(Your task) Your answer should be the entries, repeated exactly.

[Supplied records]

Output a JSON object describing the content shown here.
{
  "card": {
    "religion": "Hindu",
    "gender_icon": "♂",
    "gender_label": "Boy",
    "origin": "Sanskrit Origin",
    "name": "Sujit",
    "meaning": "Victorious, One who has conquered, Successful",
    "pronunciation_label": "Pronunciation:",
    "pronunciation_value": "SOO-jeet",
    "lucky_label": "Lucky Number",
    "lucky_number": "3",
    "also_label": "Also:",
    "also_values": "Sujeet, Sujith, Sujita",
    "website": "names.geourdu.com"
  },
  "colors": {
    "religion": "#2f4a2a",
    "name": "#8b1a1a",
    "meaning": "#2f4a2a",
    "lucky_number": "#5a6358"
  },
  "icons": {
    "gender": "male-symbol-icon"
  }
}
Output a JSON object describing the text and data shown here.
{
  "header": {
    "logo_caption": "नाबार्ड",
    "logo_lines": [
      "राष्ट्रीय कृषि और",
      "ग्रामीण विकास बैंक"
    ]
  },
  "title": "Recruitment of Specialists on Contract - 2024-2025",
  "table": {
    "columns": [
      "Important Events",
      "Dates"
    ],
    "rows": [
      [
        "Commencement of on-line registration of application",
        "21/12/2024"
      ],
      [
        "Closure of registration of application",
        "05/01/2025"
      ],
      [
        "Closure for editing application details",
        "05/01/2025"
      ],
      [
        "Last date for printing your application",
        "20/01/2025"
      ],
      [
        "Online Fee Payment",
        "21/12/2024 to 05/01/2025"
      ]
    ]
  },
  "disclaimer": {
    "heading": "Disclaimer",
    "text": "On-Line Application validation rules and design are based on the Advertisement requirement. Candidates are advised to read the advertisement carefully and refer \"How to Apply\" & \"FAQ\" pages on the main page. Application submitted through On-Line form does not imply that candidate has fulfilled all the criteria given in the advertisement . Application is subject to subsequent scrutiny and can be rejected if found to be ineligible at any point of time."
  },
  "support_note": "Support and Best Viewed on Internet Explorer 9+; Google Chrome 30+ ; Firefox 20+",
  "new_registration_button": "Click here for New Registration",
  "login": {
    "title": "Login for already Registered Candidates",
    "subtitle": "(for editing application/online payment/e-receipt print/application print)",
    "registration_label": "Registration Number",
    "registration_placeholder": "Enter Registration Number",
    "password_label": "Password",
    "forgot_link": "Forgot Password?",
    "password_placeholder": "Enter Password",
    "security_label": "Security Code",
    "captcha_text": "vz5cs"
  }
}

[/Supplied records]

(Your solution)
Output a JSON object describing the content shown here.
{
  "card": {
    "religion": "Hindu",
    "gender_icon": "♂",
    "gender_label": "Boy",
    "origin": "Sanskrit Origin",
    "name": "Sujit",
    "meaning": "Victorious, One who has conquered, Successful",
    "pronunciation_label": "Pronunciation:",
    "pronunciation_value": "SOO-jeet",
    "lucky_label": "Lucky Number",
    "lucky_number": "3",
    "also_label": "Also:",
    "also_values": "Sujeet, Sujith, Sujita",
    "website": "names.geourdu.com"
  },
  "colors": {
    "religion": "#2f4a2a",
    "name": "#8b1a1a",
    "meaning": "#2f4a2a",
    "lucky_number": "#5a6358"
  },
  "icons": {
    "gender": "male-symbol-icon"
  }
}
Output a JSON object describing the text and data shown here.
{
  "header": {
    "logo_caption": "नाबार्ड",
    "logo_lines": [
      "राष्ट्रीय कृषि और",
      "ग्रामीण विकास बैंक"
    ]
  },
  "title": "Recruitment of Specialists on Contract - 2024-2025",
  "table": {
    "columns": [
      "Important Events",
      "Dates"
    ],
    "rows": [
      [
        "Commencement of on-line registration of application",
        "21/12/2024"
      ],
      [
        "Closure of registration of application",
        "05/01/2025"
      ],
      [
        "Closure for editing application details",
        "05/01/2025"
      ],
      [
        "Last date for printing your application",
        "20/01/2025"
      ],
      [
        "Online Fee Payment",
        "21/12/2024 to 05/01/2025"
      ]
    ]
  },
  "disclaimer": {
    "heading": "Disclaimer",
    "text": "On-Line Application validation rules and design are based on the Advertisement requirement. Candidates are advised to read the advertisement carefully and refer \"How to Apply\" & \"FAQ\" pages on the main page. Application submitted through On-Line form does not imply that candidate has fulfilled all the criteria given in the advertisement . Application is subject to subsequent scrutiny and can be rejected if found to be ineligible at any point of time."
  },
  "support_note": "Support and Best Viewed on Internet Explorer 9+; Google Chrome 30+ ; Firefox 20+",
  "new_registration_button": "Click here for New Registration",
  "login": {
    "title": "Login for already Registered Candidates",
    "subtitle": "(for editing application/online payment/e-receipt print/application print)",
    "registration_label": "Registration Number",
    "registration_placeholder": "Enter Registration Number",
    "password_label": "Password",
    "forgot_link": "Forgot Password?",
    "password_placeholder": "Enter Password",
    "security_label": "Security Code",
    "captcha_text": "vz5cs"
  }
}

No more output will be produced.